Much of their high school career has been focused on independent studies, yet the Connections Home School Program class of 2013 donned black robes and caps and walked as a collective group Thursday to receive their honors at the Soldotna High School Auditorium.
Valedictorian Hope Steffensen shared her thoughts on how home-school students are individuals and not the sum of a whole.
“If we were a normal graduating class, I would start by reminiscing,” Steffensen said. “But we have taken our own educational paths. We are all unique.”
Steffensen was presented with several scholarships and plans to study law.
Students from throughout the Kenai Peninsula were honored during the commencement ceremony.
The audience was entertained by five musical performances from the students, which included a piano and vocal arrangement of Tom Petty’s “Free Fallin’” by Homer’s Mariah Stuart and a violin version of the Academy Award-winning ballad “Over the Rainbow” by Harold Arlen, performed by Lydia Arndt.
Arndt, who also delivered a valedictorian address to the class of 2013, mentioned that home-schooled students often follow another path.
“Our experiences have been different than the public school experiences,” she said.
Arndt plans to attend University of Alaska Fairbanks and peruse a degree in music education.
Fellow valedictorian Ian Haralson, who plans to attend Kenai Peninsula College in the fall, urged the seniors not to let past or future failures get in the way of their potential.
“I sincerely believe everyone of us can change the world with our efforts,” he said.
Coty Anderson, who plans to attend KPC in the fall and audition for “American Idol,” performed “No Boundaries” for the seniors and their guests.
While many seniors accept their diplomas from faculty and school board members, Connections principal Lee Young gave parents an opportunity to present their student with the honors.
“We look at the home-school parent as the students’ primary teacher,” he said.
Young said parents have been participating in the ceremony for the past 17 years, since the program’s inception.
As each student’s name was called, Young shared their hobbies, accomplishments and plans for the future. Many of the home-schooled students participated in drama and forensics, group sports and music as well as independently working on their studies. Others were able to attend local college classes to help them with their future careers.
Several graduates plan to attend KPC, others have plans to attend AVTEC-Alaska’s Institute of Technology, and some plan to go forth as missionaries or enlist in the armed services.
Angel Humphrey enrolled in Connections in the middle of tenth grade and said the Connections staff was helpful with her transition.
“I love home-school,” she said. “My grades skyrocketed.”
With her future before her, she plans to take a year off, and then attend college in Oregon.
“Now I want to be an elementary school teacher,” she said.
But when it is time for her to settle down and have children of her own, Humphrey said she wants to follow the path of her positive home-school experiences.
“I want to be a home-school teacher to my own children,” she said.
Education is on the minds of many students, still others are eager to get out and start working.
During his senior year, Dustin Rediske was able to take classes and earn his welding certificate at KPC. He plans to attend UAA classes in the fall to achieve his goals of becoming a welder.
Grayson McCaughey said if it were not for the staff at Connections, he would not be wearing the cap and gown
McCaughey said he suffered with an illness for three and one half years, which caused him to fall behind with his studies.
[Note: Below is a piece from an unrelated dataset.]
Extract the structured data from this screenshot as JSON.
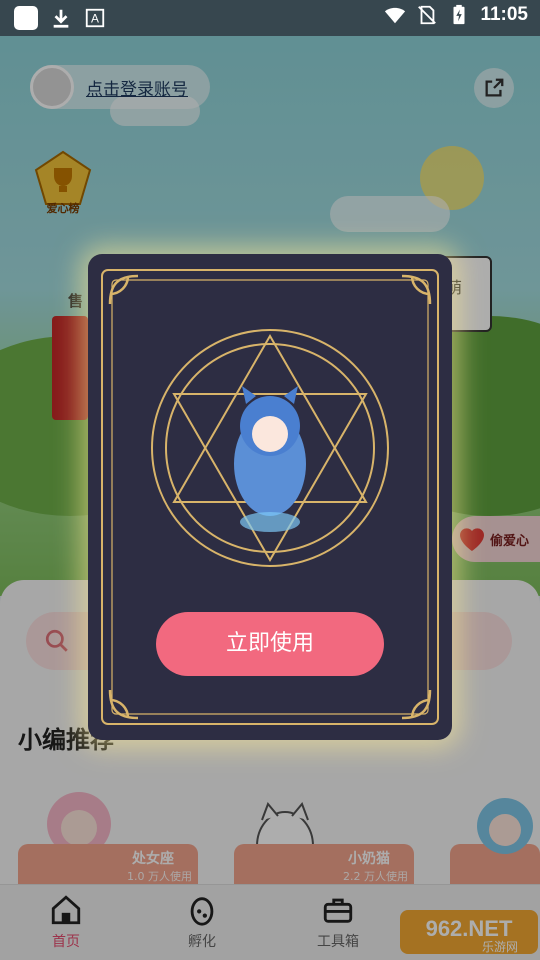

He said the staff helped him with his studies and make it to this day.
With school behind him, McCaughey said he will head to the North Slope next week to work for Udelhoven.
Sara J. Hardan can be reached at email@example.com.